Vick may face Virginia charges in addition to federal indictment

Michael Vick's troubles might not end at the federal courthouse steps.

The top state prosecutor in Surry County, Va., said the Atlanta Falcons quarterback "more than likely" will face state charges in addition to the dogfighting charges brought against him by a federal grand jury on Tuesday, according to the Virginian-Pilot newspaper of Hampton Roads.

Surry County Commmonwealth's Attorney Gerald Poindexter told the newspaper he was not sure what charges Vick might face and that any indictment by a local grand jury could be months away. "But we're very moved by the idea of animals being executed," he said, according to the newspaper.

According to Poindexter, dogfighting and cruelty to animals when the animal is a companion dog are felonies in Virginia, the Virginian-Pilot reported.

However, unlike the federal indictment against Vick and three others, any charges sought by Poindexter seeks must be on crimes alleged to have been committed in Surry County, the newspaper reported.

Vick was indicted by a federal grand jury on charges of sponsoring a dogfighting operation so grisly the losers either died in the pit or sometimes were electrocuted, drowned, hanged or shot.

Vick and three others were charged with competitive dogfighting, procuring and training pit bulls for fighting and conducting the enterprise across state lines. The defendants are scheduled to appear in U.S. District Court in Richmond on July 26.

Vick, Purnell Peace, Tony Taylor and Quanis Phillips will appear before a magistrate judge, Dennis Dohnal, at 3:30 p.m. for bond and at 4 p.m. in front of Judge Henry Hudson for arraignment. If convicted, Vick and the others could face up to six years in prison, $350,000 in fines and restitution.

Several league sources told ESPN.com on Wednesday night that Vick spoke by phone with Falcons owner Arthur Blank earlier in the day. None of the sources knew or would divulge the exact wording of the brief conversation, but characterized Vick as "devastated" by the indictment and contrite.

Meanwhile, The Associated Press reported that after consulting with the Falcons, NFL commissioner Roger Goodell and top league officials agreed Wednesday to let Vick play as the legal process determines the facts.

In a statement released Thursday, Blank said the team is considering its options.

"This is an emotionally charged and complicated matter, Blank said. "There are a wide range of interests and legal issues that need to be carefully considered as we move ahead, including our need to respect the due process that Michael is entitled to. Also, this situation affects everyone -- our club, our players and associates, our sponsors, our fans and the Atlanta community among them -- so we must consider all of our customers in making any decisions.
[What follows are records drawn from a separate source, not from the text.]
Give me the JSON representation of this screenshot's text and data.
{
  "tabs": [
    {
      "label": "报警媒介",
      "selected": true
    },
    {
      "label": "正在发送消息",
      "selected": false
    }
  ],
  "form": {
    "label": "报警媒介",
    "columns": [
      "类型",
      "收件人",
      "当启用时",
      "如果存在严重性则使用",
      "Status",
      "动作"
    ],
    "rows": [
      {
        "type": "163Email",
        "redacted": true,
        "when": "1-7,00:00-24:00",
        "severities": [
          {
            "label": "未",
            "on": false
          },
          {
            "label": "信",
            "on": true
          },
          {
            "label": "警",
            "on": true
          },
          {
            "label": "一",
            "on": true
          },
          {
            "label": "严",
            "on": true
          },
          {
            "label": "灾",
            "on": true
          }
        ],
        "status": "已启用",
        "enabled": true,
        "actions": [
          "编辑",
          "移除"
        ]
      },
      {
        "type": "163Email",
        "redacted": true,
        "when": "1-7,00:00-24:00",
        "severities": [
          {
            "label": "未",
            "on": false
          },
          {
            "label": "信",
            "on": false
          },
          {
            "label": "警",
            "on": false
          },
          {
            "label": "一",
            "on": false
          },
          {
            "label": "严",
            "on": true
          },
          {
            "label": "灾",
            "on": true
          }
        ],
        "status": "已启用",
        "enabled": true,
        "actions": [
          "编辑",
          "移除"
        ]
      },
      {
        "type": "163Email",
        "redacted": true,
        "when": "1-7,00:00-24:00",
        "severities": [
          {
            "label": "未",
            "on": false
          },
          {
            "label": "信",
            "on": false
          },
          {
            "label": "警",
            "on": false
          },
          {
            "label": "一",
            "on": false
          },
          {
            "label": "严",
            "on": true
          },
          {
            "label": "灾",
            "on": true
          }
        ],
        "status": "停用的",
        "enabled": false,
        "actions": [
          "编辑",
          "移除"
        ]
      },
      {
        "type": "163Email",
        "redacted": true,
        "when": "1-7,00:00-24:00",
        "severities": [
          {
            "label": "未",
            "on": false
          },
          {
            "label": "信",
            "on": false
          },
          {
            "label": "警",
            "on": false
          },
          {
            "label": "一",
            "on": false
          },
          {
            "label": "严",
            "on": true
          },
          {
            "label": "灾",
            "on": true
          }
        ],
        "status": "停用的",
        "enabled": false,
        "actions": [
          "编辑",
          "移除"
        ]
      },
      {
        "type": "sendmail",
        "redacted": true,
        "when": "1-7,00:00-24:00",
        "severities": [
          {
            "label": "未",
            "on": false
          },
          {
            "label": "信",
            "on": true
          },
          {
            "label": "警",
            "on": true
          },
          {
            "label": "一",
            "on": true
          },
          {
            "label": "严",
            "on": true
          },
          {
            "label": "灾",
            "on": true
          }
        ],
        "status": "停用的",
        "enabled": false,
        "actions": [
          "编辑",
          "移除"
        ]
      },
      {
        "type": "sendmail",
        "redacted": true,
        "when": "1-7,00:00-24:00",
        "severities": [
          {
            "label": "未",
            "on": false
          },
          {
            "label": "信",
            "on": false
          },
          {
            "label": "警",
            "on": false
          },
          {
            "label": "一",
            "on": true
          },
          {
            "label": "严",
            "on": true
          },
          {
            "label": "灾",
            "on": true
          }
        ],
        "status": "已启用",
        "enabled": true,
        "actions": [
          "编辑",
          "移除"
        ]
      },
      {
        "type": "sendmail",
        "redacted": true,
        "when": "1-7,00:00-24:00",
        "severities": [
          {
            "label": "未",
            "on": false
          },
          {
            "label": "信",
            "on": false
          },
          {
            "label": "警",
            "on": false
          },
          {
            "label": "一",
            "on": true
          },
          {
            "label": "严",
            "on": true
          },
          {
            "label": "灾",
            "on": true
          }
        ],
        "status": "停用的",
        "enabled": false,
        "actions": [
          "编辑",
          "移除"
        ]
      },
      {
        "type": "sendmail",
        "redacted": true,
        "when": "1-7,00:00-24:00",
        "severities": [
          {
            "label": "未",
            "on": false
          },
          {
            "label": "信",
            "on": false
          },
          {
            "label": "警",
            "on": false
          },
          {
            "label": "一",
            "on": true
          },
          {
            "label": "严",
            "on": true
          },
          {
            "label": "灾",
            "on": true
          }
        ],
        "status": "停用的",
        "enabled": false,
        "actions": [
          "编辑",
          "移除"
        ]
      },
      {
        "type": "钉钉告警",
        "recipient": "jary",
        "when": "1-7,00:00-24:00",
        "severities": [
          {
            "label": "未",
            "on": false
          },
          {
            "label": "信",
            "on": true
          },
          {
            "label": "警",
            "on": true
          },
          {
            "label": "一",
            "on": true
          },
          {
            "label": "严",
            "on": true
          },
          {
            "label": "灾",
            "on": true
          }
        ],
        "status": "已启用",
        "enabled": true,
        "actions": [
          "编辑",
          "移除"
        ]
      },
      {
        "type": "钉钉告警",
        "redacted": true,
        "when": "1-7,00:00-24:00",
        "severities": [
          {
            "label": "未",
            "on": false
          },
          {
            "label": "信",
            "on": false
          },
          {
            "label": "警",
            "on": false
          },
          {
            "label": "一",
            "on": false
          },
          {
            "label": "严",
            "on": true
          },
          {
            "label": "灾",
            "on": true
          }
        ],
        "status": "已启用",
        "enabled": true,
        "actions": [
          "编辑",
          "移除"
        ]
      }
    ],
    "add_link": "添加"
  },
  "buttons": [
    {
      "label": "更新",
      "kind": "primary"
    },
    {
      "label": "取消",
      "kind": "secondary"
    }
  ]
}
"Given the differing perspectives and strong feelings around this issue, we probably won't make everyone happy, but we are committed to doing the right thing. As the owner of this club that's, ultimately, my responsibility."

The Associated Press and ESPN.com senior NFL writers Len Pasquarelli contributed to this report.